**What you are asked to do**:
Only the lines containing the string "title" are needed; copy all of them from the listing.

**Dataset**:
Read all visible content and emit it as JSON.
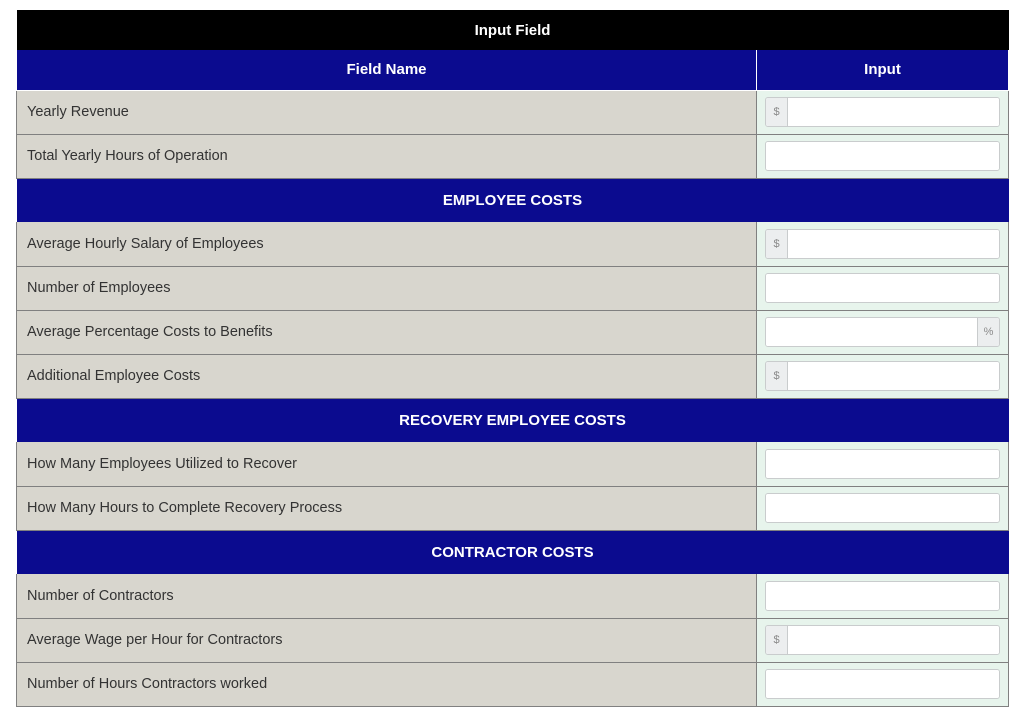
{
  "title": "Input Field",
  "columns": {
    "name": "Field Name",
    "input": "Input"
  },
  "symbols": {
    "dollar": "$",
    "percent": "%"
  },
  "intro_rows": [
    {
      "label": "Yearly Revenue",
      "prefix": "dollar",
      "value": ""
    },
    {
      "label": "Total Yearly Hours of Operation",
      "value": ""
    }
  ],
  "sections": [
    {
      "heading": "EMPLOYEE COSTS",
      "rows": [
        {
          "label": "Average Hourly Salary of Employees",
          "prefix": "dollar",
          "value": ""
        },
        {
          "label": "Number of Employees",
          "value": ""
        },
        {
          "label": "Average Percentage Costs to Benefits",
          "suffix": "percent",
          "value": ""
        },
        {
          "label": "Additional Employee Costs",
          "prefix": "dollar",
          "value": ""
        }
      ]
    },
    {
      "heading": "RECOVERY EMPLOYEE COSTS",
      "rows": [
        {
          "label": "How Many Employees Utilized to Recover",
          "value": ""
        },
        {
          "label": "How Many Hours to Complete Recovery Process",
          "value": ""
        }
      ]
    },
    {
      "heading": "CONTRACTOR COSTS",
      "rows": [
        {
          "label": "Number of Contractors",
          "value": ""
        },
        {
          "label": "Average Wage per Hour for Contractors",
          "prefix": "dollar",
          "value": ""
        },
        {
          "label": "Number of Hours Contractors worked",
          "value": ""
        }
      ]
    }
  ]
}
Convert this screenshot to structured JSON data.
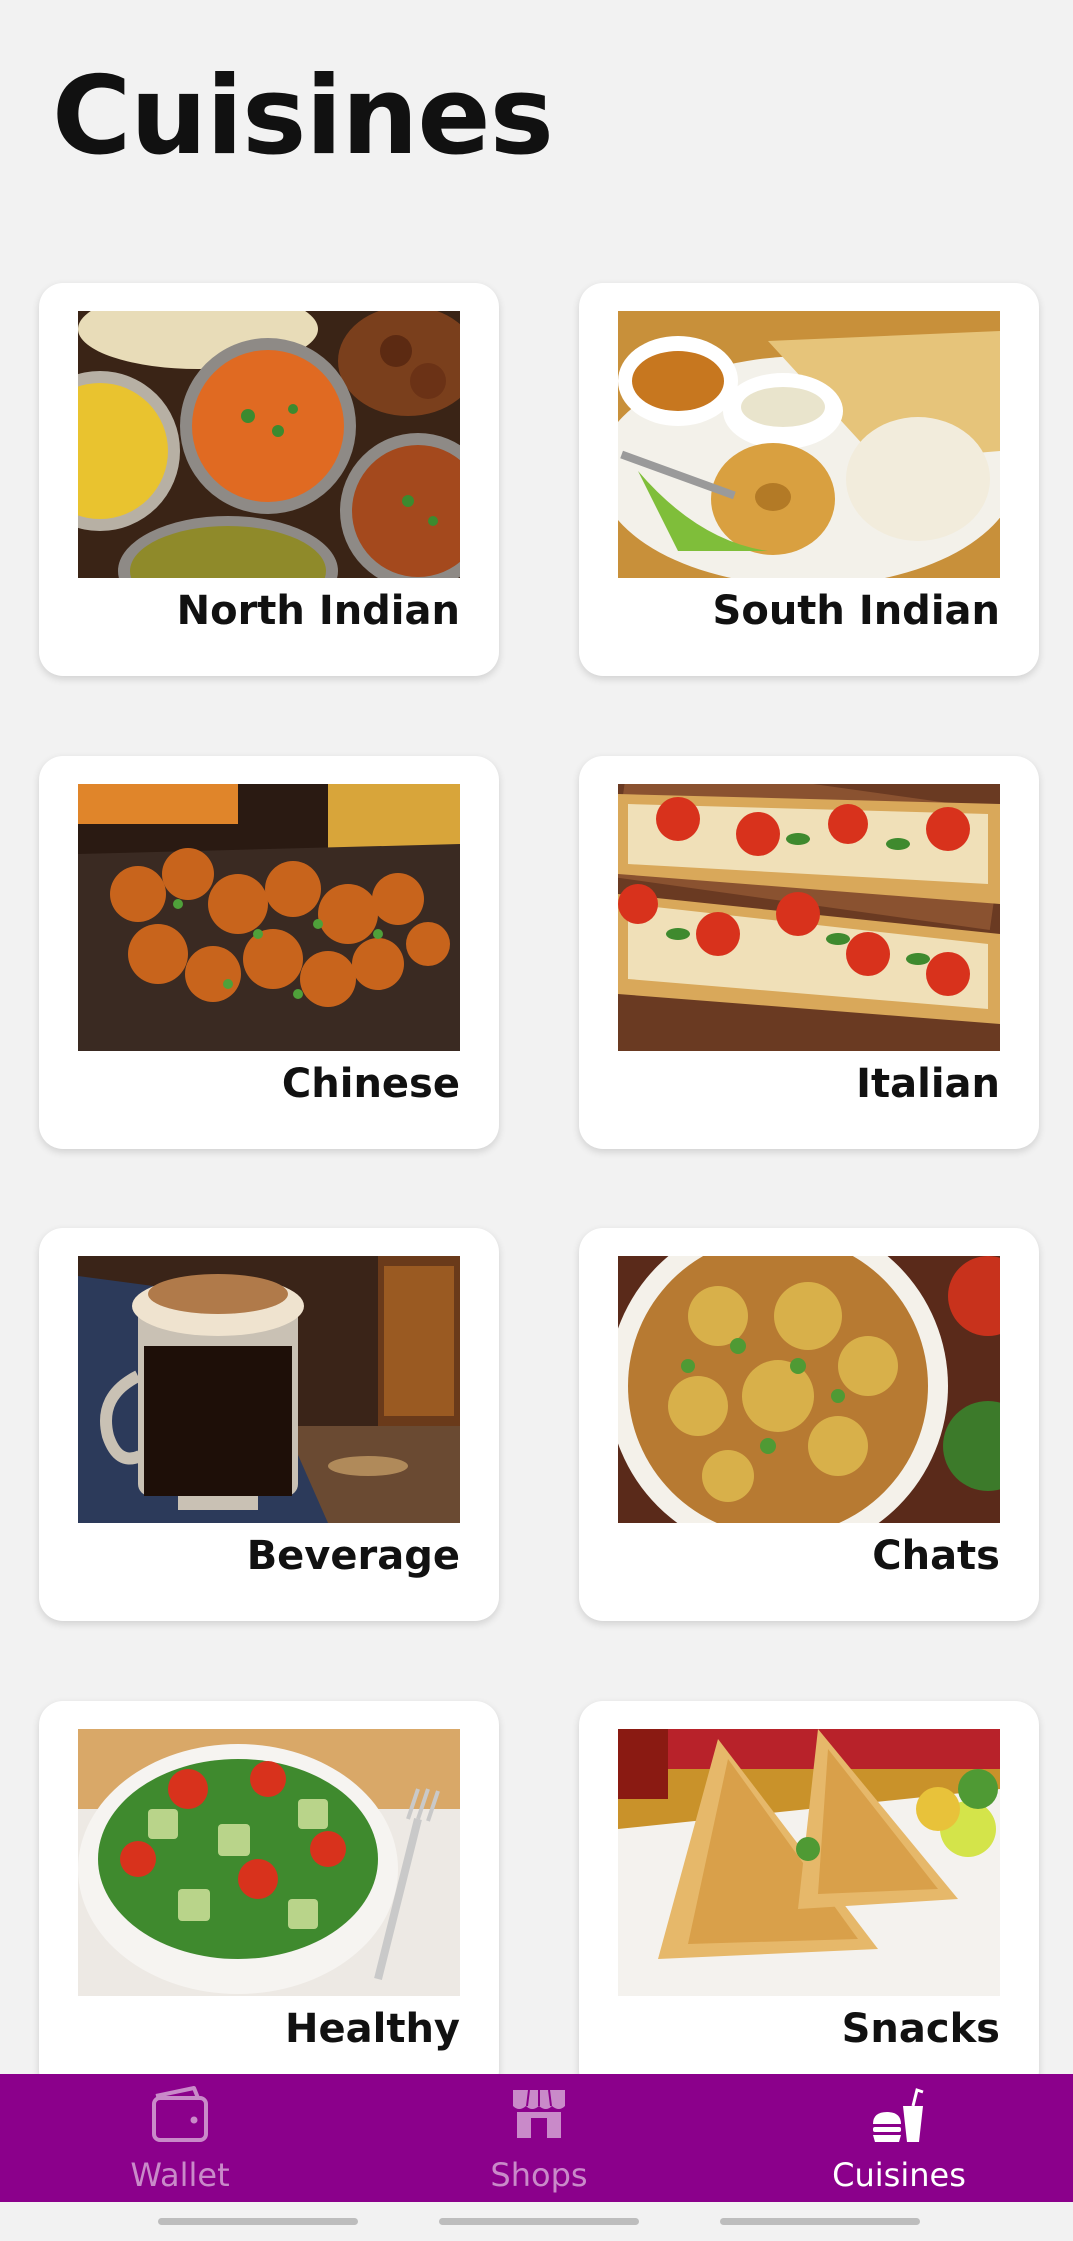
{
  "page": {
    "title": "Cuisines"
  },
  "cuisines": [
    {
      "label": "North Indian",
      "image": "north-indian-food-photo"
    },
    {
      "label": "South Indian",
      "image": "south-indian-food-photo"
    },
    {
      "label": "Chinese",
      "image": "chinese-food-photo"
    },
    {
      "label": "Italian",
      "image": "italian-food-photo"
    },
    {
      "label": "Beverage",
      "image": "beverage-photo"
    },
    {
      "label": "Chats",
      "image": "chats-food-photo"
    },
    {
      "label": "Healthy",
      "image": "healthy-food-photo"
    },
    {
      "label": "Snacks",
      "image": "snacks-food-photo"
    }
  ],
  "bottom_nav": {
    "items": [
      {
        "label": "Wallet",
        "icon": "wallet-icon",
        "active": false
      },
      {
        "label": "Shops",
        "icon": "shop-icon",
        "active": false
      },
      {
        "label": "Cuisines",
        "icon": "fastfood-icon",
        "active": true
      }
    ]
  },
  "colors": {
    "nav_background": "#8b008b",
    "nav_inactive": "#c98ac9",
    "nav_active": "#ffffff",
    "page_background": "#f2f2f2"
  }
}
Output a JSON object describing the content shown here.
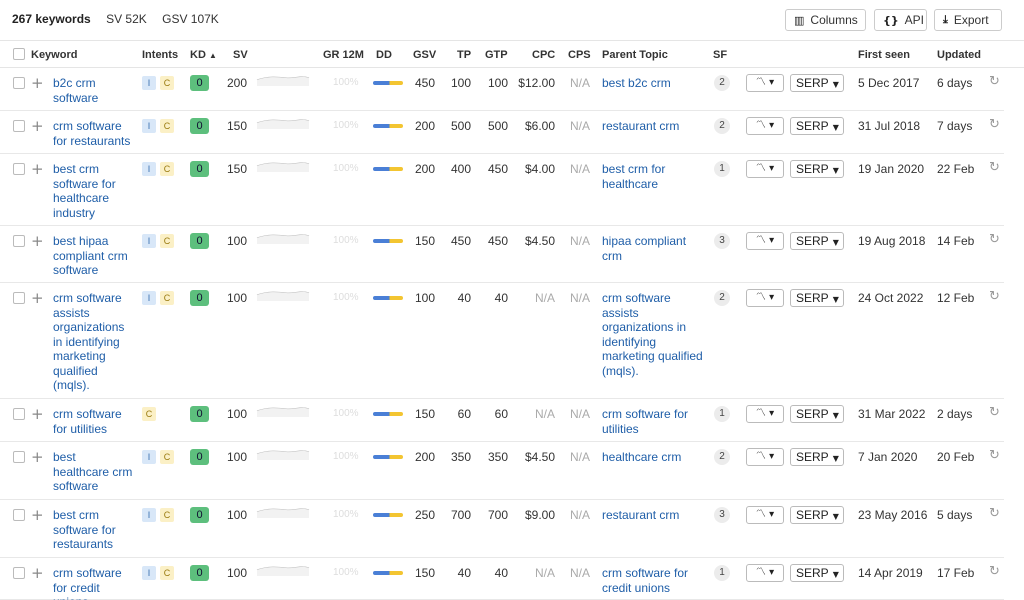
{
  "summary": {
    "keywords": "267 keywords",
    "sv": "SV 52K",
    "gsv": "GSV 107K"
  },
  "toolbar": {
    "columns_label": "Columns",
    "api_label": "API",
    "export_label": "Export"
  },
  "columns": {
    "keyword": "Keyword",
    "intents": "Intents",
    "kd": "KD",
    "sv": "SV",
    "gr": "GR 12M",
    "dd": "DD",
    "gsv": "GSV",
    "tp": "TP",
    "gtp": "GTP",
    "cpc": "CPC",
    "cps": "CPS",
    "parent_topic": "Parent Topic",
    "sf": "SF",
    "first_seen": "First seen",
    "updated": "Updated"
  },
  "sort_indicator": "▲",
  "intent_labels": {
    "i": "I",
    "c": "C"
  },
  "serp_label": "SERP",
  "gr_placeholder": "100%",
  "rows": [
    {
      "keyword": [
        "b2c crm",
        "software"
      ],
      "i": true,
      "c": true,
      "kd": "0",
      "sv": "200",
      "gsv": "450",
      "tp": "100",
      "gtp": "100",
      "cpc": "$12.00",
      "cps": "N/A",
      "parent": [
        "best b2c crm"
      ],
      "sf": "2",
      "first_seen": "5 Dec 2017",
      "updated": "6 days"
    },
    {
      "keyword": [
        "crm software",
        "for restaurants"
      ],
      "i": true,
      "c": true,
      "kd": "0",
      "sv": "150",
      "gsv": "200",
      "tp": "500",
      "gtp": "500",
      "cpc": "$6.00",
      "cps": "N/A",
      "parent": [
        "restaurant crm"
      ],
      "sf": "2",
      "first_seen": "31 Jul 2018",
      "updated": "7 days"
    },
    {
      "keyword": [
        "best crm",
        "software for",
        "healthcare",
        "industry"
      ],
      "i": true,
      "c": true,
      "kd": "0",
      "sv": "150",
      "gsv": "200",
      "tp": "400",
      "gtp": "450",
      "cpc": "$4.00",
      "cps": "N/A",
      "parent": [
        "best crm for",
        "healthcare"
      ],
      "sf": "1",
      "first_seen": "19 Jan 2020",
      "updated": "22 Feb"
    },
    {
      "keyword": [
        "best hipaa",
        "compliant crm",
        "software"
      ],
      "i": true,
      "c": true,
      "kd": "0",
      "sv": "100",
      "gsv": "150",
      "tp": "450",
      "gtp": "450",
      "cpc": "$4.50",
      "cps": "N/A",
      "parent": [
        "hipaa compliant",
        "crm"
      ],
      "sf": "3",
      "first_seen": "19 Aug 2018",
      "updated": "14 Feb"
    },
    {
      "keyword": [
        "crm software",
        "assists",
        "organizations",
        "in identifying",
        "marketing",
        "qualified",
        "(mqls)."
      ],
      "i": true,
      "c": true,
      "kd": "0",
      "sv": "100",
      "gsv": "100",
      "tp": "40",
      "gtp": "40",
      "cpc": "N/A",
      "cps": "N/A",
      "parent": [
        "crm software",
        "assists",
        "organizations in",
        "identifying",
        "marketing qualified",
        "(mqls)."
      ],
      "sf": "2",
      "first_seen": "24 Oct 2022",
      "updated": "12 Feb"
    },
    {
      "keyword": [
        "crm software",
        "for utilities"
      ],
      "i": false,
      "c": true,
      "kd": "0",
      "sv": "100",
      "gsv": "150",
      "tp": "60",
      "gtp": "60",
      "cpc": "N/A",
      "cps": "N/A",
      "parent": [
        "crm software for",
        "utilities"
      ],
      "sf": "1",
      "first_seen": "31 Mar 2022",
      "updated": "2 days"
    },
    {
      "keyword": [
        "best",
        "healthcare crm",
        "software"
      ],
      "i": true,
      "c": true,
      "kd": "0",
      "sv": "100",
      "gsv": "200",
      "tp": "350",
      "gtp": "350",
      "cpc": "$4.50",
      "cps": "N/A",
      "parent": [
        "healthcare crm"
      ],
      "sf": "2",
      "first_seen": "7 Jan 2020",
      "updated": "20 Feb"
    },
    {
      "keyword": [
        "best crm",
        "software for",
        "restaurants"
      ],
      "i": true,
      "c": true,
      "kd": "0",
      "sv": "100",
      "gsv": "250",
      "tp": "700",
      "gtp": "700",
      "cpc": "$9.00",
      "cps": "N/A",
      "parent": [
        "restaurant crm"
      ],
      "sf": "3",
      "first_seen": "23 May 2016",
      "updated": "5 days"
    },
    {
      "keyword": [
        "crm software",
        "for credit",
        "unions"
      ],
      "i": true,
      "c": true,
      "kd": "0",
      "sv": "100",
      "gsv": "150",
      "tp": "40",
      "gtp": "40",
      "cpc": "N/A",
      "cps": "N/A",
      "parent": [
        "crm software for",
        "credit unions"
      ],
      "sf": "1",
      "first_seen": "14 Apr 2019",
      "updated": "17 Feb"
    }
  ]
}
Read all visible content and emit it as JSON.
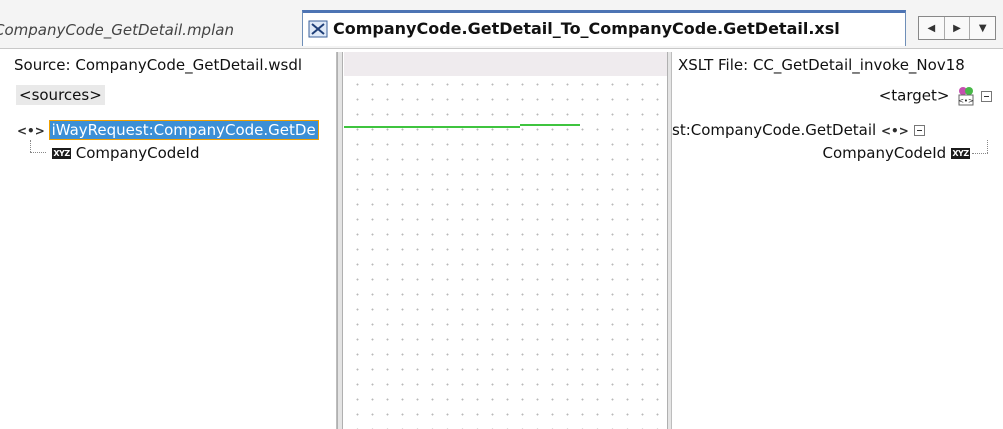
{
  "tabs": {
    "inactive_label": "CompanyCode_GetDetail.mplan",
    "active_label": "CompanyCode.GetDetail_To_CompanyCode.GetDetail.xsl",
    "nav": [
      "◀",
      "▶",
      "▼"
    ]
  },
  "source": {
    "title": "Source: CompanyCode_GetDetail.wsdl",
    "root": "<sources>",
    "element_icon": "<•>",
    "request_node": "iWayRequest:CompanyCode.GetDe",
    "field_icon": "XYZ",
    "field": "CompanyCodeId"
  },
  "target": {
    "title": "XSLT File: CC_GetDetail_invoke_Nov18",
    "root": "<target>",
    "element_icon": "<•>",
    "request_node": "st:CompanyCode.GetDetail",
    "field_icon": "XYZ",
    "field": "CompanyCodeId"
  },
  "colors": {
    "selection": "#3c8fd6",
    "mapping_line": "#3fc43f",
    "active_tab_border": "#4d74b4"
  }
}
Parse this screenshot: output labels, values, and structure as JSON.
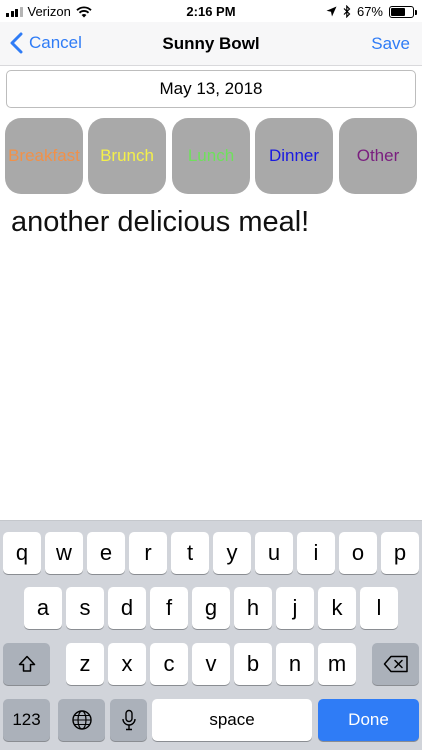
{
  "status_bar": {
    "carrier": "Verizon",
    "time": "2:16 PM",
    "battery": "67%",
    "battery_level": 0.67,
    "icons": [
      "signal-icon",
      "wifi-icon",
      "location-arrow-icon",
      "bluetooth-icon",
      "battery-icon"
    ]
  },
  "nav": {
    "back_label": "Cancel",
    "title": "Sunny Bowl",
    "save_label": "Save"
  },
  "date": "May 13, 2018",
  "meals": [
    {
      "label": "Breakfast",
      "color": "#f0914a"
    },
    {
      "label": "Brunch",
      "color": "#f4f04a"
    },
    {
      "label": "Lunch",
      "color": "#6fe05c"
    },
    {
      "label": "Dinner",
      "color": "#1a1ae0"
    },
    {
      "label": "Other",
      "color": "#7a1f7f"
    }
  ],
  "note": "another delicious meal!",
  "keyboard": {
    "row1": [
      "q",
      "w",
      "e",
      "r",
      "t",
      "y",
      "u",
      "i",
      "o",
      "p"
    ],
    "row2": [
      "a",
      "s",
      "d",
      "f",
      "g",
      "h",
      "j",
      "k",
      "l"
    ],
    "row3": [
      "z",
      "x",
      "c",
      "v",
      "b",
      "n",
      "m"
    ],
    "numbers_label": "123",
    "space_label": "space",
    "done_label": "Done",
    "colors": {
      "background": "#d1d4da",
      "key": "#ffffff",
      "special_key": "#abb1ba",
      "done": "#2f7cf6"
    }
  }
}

**Reply to the task**:
  "title": "Input Field",
    "title": "Cuisines"
    "title": "Source: CompanyCode_GetDetail.wsdl",
    "title": "XSLT File: CC_GetDetail_invoke_Nov18",
    "title": "Sunny Bowl",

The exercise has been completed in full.